The grid spacings are bigger in this release, which I also like a lot. The number of times we’ve played on the smaller boards and had to fiddle to move figures around when they’re surrounded, rolling over stunned players, knocking down other players, it all got a bit fiddly at times. The new board has slightly larger spaces and it gives us a lot more room to play and move models without interrupting others. It was a bit hard to see the grid separations at times, but that’s a minor quibble. Overall, I like it better. I give it a 9.5/10.
BTW – I think the models are slightly larger, but not with the intent for making them larger specifically for this game. I think it’s just the standard growth spurts that Citadel miniatures have had over the years. All their models are slightly larger than they were 10-20 years ago.

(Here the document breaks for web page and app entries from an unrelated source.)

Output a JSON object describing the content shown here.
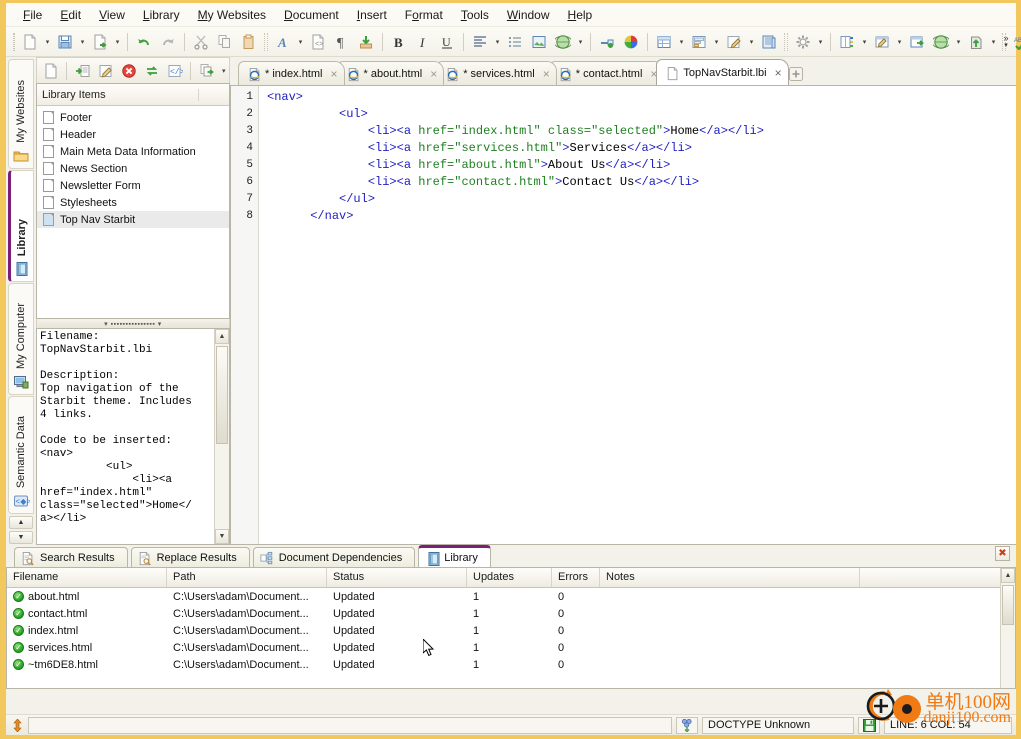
{
  "menu": {
    "items": [
      {
        "label": "File",
        "accel": "F"
      },
      {
        "label": "Edit",
        "accel": "E"
      },
      {
        "label": "View",
        "accel": "V"
      },
      {
        "label": "Library",
        "accel": "L"
      },
      {
        "label": "My Websites",
        "accel": "M"
      },
      {
        "label": "Document",
        "accel": "D"
      },
      {
        "label": "Insert",
        "accel": "I"
      },
      {
        "label": "Format",
        "accel": "o"
      },
      {
        "label": "Tools",
        "accel": "T"
      },
      {
        "label": "Window",
        "accel": "W"
      },
      {
        "label": "Help",
        "accel": "H"
      }
    ]
  },
  "toolbar": {
    "overflow_label": "»",
    "buttons": [
      {
        "name": "new-document-icon",
        "has_arrow": true
      },
      {
        "name": "save-icon",
        "has_arrow": true
      },
      {
        "name": "publish-icon",
        "has_arrow": true
      },
      {
        "name": "undo-icon",
        "has_arrow": false
      },
      {
        "name": "redo-icon",
        "has_arrow": false
      },
      {
        "name": "cut-icon",
        "has_arrow": false
      },
      {
        "name": "copy-icon",
        "has_arrow": false
      },
      {
        "name": "paste-icon",
        "has_arrow": false
      },
      {
        "name": "font-icon",
        "has_arrow": true
      },
      {
        "name": "code-preview-icon",
        "has_arrow": false
      },
      {
        "name": "paragraph-mark-icon",
        "has_arrow": false
      },
      {
        "name": "insert-download-icon",
        "has_arrow": false
      },
      {
        "name": "bold-icon",
        "has_arrow": false
      },
      {
        "name": "italic-icon",
        "has_arrow": false
      },
      {
        "name": "underline-icon",
        "has_arrow": false
      },
      {
        "name": "align-icon",
        "has_arrow": true
      },
      {
        "name": "bullet-list-icon",
        "has_arrow": false
      },
      {
        "name": "insert-image-icon",
        "has_arrow": false
      },
      {
        "name": "insert-media-icon",
        "has_arrow": true
      },
      {
        "name": "insert-hyperlink-icon",
        "has_arrow": false
      },
      {
        "name": "color-picker-icon",
        "has_arrow": false
      },
      {
        "name": "insert-table-icon",
        "has_arrow": true
      },
      {
        "name": "insert-form-icon",
        "has_arrow": true
      },
      {
        "name": "edit-style-icon",
        "has_arrow": true
      },
      {
        "name": "layers-icon",
        "has_arrow": false
      },
      {
        "name": "settings-icon",
        "has_arrow": true
      },
      {
        "name": "filmstrip-icon",
        "has_arrow": true
      },
      {
        "name": "design-view-icon",
        "has_arrow": true
      },
      {
        "name": "export-icon",
        "has_arrow": false
      },
      {
        "name": "preview-browser-icon",
        "has_arrow": true
      },
      {
        "name": "upload-icon",
        "has_arrow": true
      },
      {
        "name": "spellcheck-icon",
        "has_arrow": true
      },
      {
        "name": "search-icon",
        "has_arrow": true
      }
    ]
  },
  "vertical_tabs": {
    "items": [
      {
        "label": "My Websites",
        "icon": "folder-icon",
        "active": false
      },
      {
        "label": "Library",
        "icon": "library-book-icon",
        "active": true
      },
      {
        "label": "My Computer",
        "icon": "computer-icon",
        "active": false
      },
      {
        "label": "Semantic Data",
        "icon": "semantic-code-icon",
        "active": false
      }
    ],
    "scroll_up": "▲",
    "scroll_down": "▼"
  },
  "library_panel": {
    "toolbar_buttons": [
      {
        "name": "new-library-item-icon"
      },
      {
        "name": "insert-library-item-icon"
      },
      {
        "name": "edit-library-item-icon"
      },
      {
        "name": "delete-library-item-icon"
      },
      {
        "name": "refresh-library-icon"
      },
      {
        "name": "view-code-icon"
      },
      {
        "name": "export-library-icon"
      }
    ],
    "header": "Library Items",
    "items": [
      {
        "label": "Footer",
        "selected": false
      },
      {
        "label": "Header",
        "selected": false
      },
      {
        "label": "Main Meta Data Information",
        "selected": false
      },
      {
        "label": "News Section",
        "selected": false
      },
      {
        "label": "Newsletter Form",
        "selected": false
      },
      {
        "label": "Stylesheets",
        "selected": false
      },
      {
        "label": "Top Nav Starbit",
        "selected": true
      }
    ],
    "description_text": "Filename:\nTopNavStarbit.lbi\n\nDescription:\nTop navigation of the\nStarbit theme. Includes\n4 links.\n\nCode to be inserted:\n<nav>\n          <ul>\n              <li><a\nhref=\"index.html\"\nclass=\"selected\">Home</\na></li>"
  },
  "document_tabs": {
    "items": [
      {
        "label": "* index.html",
        "icon": "ie-document-icon",
        "active": false,
        "close": "×"
      },
      {
        "label": "* about.html",
        "icon": "ie-document-icon",
        "active": false,
        "close": "×"
      },
      {
        "label": "* services.html",
        "icon": "ie-document-icon",
        "active": false,
        "close": "×"
      },
      {
        "label": "* contact.html",
        "icon": "ie-document-icon",
        "active": false,
        "close": "×"
      },
      {
        "label": "TopNavStarbit.lbi",
        "icon": "lbi-document-icon",
        "active": true,
        "close": "×"
      }
    ],
    "new_tab_label": "+"
  },
  "editor": {
    "line_numbers": [
      "1",
      "2",
      "3",
      "4",
      "5",
      "6",
      "7",
      "8"
    ],
    "lines": [
      [
        {
          "t": "tg",
          "s": "<nav>"
        }
      ],
      [
        {
          "t": "tx",
          "s": "          "
        },
        {
          "t": "tg",
          "s": "<ul>"
        }
      ],
      [
        {
          "t": "tx",
          "s": "              "
        },
        {
          "t": "tg",
          "s": "<li><a "
        },
        {
          "t": "at",
          "s": "href="
        },
        {
          "t": "va",
          "s": "\"index.html\""
        },
        {
          "t": "tg",
          "s": " "
        },
        {
          "t": "at",
          "s": "class="
        },
        {
          "t": "va",
          "s": "\"selected\""
        },
        {
          "t": "tg",
          "s": ">"
        },
        {
          "t": "tx",
          "s": "Home"
        },
        {
          "t": "tg",
          "s": "</a></li>"
        }
      ],
      [
        {
          "t": "tx",
          "s": "              "
        },
        {
          "t": "tg",
          "s": "<li><a "
        },
        {
          "t": "at",
          "s": "href="
        },
        {
          "t": "va",
          "s": "\"services.html\""
        },
        {
          "t": "tg",
          "s": ">"
        },
        {
          "t": "tx",
          "s": "Services"
        },
        {
          "t": "tg",
          "s": "</a></li>"
        }
      ],
      [
        {
          "t": "tx",
          "s": "              "
        },
        {
          "t": "tg",
          "s": "<li><a "
        },
        {
          "t": "at",
          "s": "href="
        },
        {
          "t": "va",
          "s": "\"about.html\""
        },
        {
          "t": "tg",
          "s": ">"
        },
        {
          "t": "tx",
          "s": "About Us"
        },
        {
          "t": "tg",
          "s": "</a></li>"
        }
      ],
      [
        {
          "t": "tx",
          "s": "              "
        },
        {
          "t": "tg",
          "s": "<li><a "
        },
        {
          "t": "at",
          "s": "href="
        },
        {
          "t": "va",
          "s": "\"contact.html\""
        },
        {
          "t": "tg",
          "s": ">"
        },
        {
          "t": "tx",
          "s": "Contact Us"
        },
        {
          "t": "tg",
          "s": "</a></li>"
        }
      ],
      [
        {
          "t": "tx",
          "s": "          "
        },
        {
          "t": "tg",
          "s": "</ul>"
        }
      ],
      [
        {
          "t": "tx",
          "s": "      "
        },
        {
          "t": "tg",
          "s": "</nav>"
        }
      ]
    ]
  },
  "bottom_panel": {
    "tabs": [
      {
        "label": "Search Results",
        "icon": "search-results-icon",
        "active": false
      },
      {
        "label": "Replace Results",
        "icon": "replace-results-icon",
        "active": false
      },
      {
        "label": "Document Dependencies",
        "icon": "dependencies-icon",
        "active": false
      },
      {
        "label": "Library",
        "icon": "library-book-icon",
        "active": true
      }
    ],
    "close_label": "✖",
    "columns": [
      "Filename",
      "Path",
      "Status",
      "Updates",
      "Errors",
      "Notes"
    ],
    "rows": [
      {
        "filename": "about.html",
        "path": "C:\\Users\\adam\\Document...",
        "status": "Updated",
        "updates": "1",
        "errors": "0",
        "notes": ""
      },
      {
        "filename": "contact.html",
        "path": "C:\\Users\\adam\\Document...",
        "status": "Updated",
        "updates": "1",
        "errors": "0",
        "notes": ""
      },
      {
        "filename": "index.html",
        "path": "C:\\Users\\adam\\Document...",
        "status": "Updated",
        "updates": "1",
        "errors": "0",
        "notes": ""
      },
      {
        "filename": "services.html",
        "path": "C:\\Users\\adam\\Document...",
        "status": "Updated",
        "updates": "1",
        "errors": "0",
        "notes": ""
      },
      {
        "filename": "~tm6DE8.html",
        "path": "C:\\Users\\adam\\Document...",
        "status": "Updated",
        "updates": "1",
        "errors": "0",
        "notes": ""
      }
    ],
    "scroll_up": "▲"
  },
  "statusbar": {
    "message": "",
    "doctype": "DOCTYPE Unknown",
    "position": "LINE: 6  COL: 54",
    "encoding_icon": "encoding-icon",
    "save-state-icon": "save-state-icon"
  },
  "watermark": {
    "line1": "单机100网",
    "line2": "danji100.com"
  },
  "colors": {
    "window_border": "#f2c75c",
    "active_tab_accent": "#7b1f7b",
    "tag": "#2020c0",
    "attr": "#208020",
    "status_ok": "#22a021"
  }
}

Yeah, I like this release and think it’s worthwhile getting if you don’t own an older edition. If you do own an older edition, then this may not be value for money, unless your board is old and worn out and you want the larger grid squares. But in that case, maybe you can just find someone selling the board online separately somewhere.
If you’re only going to play with others as part of a league, then it’s probably cheaper for you to just buy a team (search online for “fantasy football miniatures”) and print out the free Living Rulebook.
If you don’t own an older edition and see yourself hosting games for others, or using as a demo or teaching tool, and you can’t find a cheap older edition nearby, then I think this is worth throwing money at.
If you’re keeping score, I give this release of Blood Bowl 7/10.
Are you local to Wellington (NZ)? Then come along and join in at our club, the Wellington Warlords. We’d love to see you.